"Dr. Vallat deserved receiving the first 'world award' because of his visionary leadership in promoting animal health worldwide, especially in developing countries where poor animal health has been causing widespread poverty and zoonotic diseases," said Dr. Leon H. Russell, president of the World Veterinary Association and former AVMA president. He served on the Penn Vet World Award selection jury.
"It should be noted that the Vernon and Shirley Hill Foundation has committed to continuing this great Penn Vet World Award, and in doing so, this award promises to become the 'Nobel Prize' of veterinary medicine by recognizing the great accomplishments of some exceptional veterinarians," Dr. Russell continued.
In addition to the Penn Vet World Award, Penn veterinary school announced that Rachel Toaff-Rosenstein and Warren Waybright, both third-year students at the school, were selected as the first winners of the Penn Vet Student Inspiration Award.
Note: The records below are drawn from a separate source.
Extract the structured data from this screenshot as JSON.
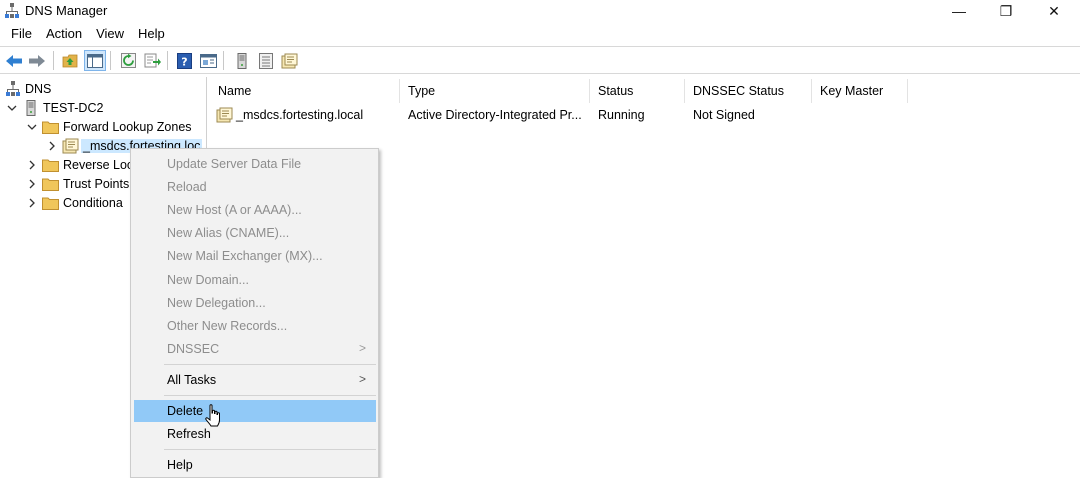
{
  "window": {
    "title": "DNS Manager",
    "controls": {
      "minimize": "—",
      "maximize": "❐",
      "close": "✕"
    }
  },
  "menubar": [
    "File",
    "Action",
    "View",
    "Help"
  ],
  "toolbar": {
    "icons": [
      "back-arrow-icon",
      "forward-arrow-icon",
      "up-folder-icon",
      "show-hide-tree-icon",
      "refresh-icon",
      "export-list-icon",
      "help-icon",
      "properties-panel-icon",
      "server-icon",
      "list-view-icon",
      "zone-icon"
    ]
  },
  "tree": {
    "root": "DNS",
    "server": "TEST-DC2",
    "forward_zones": "Forward Lookup Zones",
    "selected_zone": "_msdcs.fortesting.loc",
    "reverse_zones": "Reverse Loo",
    "trust_points": "Trust Points",
    "conditional": "Conditiona"
  },
  "list": {
    "columns": [
      "Name",
      "Type",
      "Status",
      "DNSSEC Status",
      "Key Master"
    ],
    "rows": [
      {
        "name": "_msdcs.fortesting.local",
        "type": "Active Directory-Integrated Pr...",
        "status": "Running",
        "dnssec": "Not Signed",
        "key_master": ""
      }
    ]
  },
  "context_menu": {
    "items": [
      {
        "label": "Update Server Data File",
        "enabled": false
      },
      {
        "label": "Reload",
        "enabled": false
      },
      {
        "label": "New Host (A or AAAA)...",
        "enabled": false
      },
      {
        "label": "New Alias (CNAME)...",
        "enabled": false
      },
      {
        "label": "New Mail Exchanger (MX)...",
        "enabled": false
      },
      {
        "label": "New Domain...",
        "enabled": false
      },
      {
        "label": "New Delegation...",
        "enabled": false
      },
      {
        "label": "Other New Records...",
        "enabled": false
      },
      {
        "label": "DNSSEC",
        "enabled": false,
        "submenu": true
      },
      {
        "label": "All Tasks",
        "enabled": true,
        "submenu": true
      },
      {
        "label": "Delete",
        "enabled": true,
        "highlighted": true
      },
      {
        "label": "Refresh",
        "enabled": true
      },
      {
        "label": "Help",
        "enabled": true
      }
    ],
    "submenu_arrow": ">"
  },
  "colors": {
    "highlight": "#91c9f7",
    "selection": "#cce8ff",
    "menu_bg": "#f2f2f2",
    "disabled_text": "#8d8d8d"
  }
}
They will each receive $100,000 in unrestricted funding in recognition of their plans to substantially advance the frontiers of veterinary medicine.
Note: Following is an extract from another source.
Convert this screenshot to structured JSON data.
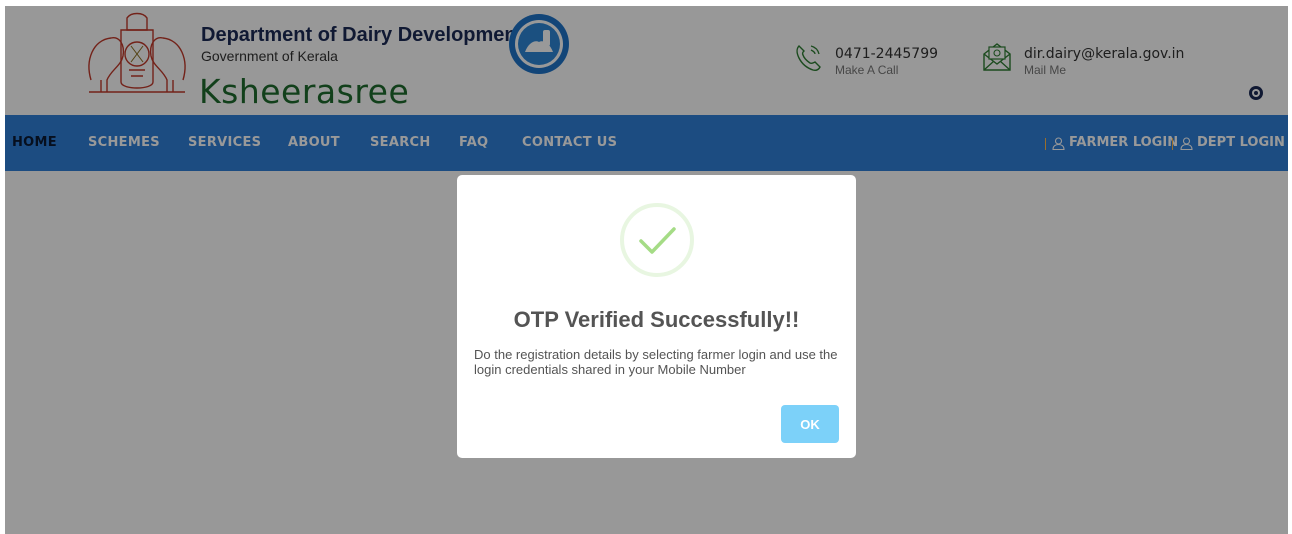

Toaff-Rosenstein plans to use her award to pursue post graduate studies in animal welfare, while Waybright will use his award to develop a veterinary outreach program to Bolivia and other South American countries. More details on the students will be featured in an upcoming issue of JAVMA News.
Dr. Vallat was elected director general of the OIE in May 2000 and began serving in January 2001. He was unanimously reelected in May 2005 for a further five-year mandate. Under his leadership, the OIE has taken on more responsibilities in all aspects of animal health, including veterinary public health, food safety, and animal welfare.
In the area of veterinary public health, Dr. Vallat has worked to communicate to the public the one-health concept. "I developed all aspects linked between animal health and public health to demonstrate that preventing and controlling animal diseases can have a strong effect on preventing and controlling human diseases worldwide," he said.
"It should be noted that the Vernon and Shirley Hill Foundation has committed to continuing this great Penn Vet World Award, and in doing so, this award promises to become the 'Nobel Prize' of veterinary medicine by recognizing the great accomplishments of some exceptional veterinarians.
— DR. LEON H. RUSSELL, PRESIDENT, WORLD VETERINARY ASSOCIATION, AND MEMBER, PENN VET WORLD AWARD SELECTION JURY
He has worked to convince citizens and policymakers to put more resources into veterinary services in all 172 of the OIE's member countries. National veterinary services, including governmental and private veterinarians, are crucial to prevention, detection, and monitoring of animal diseases, including diseases transmissible to humans, he said. The OIE is working on developing international standards on the quality of governance of veterinary services and will help its members apply them.
With Dr. Vallat at the helm, the OIE has taken on responsibilities to ensure healthy, hazard-free food. The organization collaborates with Codex Alimentarius Commission and recommends science-based standards and guidelines on animal production food safety.
"We started to deal with adoption of standards regarding antimicrobial resistance and good farming practices, covering all the hazards for consumers, including Salmonella," he said. "We demonstrated that the veterinarian can have a strong role to protect consumers from the hazards linked with food."
Another accomplishment by the OIE under Dr. Vallat's guidance was the adoption of science-based animal welfare guidelines. The guidelines focus on slaughter for human consumption, land and sea transport of animals, and humane killing of animals for disease control purposes.
Among all its expanded responsibilities, the OIE continuously works to promote the veterinary profession.
"(The OIE is) every day demonstrating that the veterinary profession needs more recognition from society and needs to be more involved," Dr. Vallat said. "The veterinary profession has new obligations and ... has to be ready, in front of these kinds of challenges. If not, other professions will do that."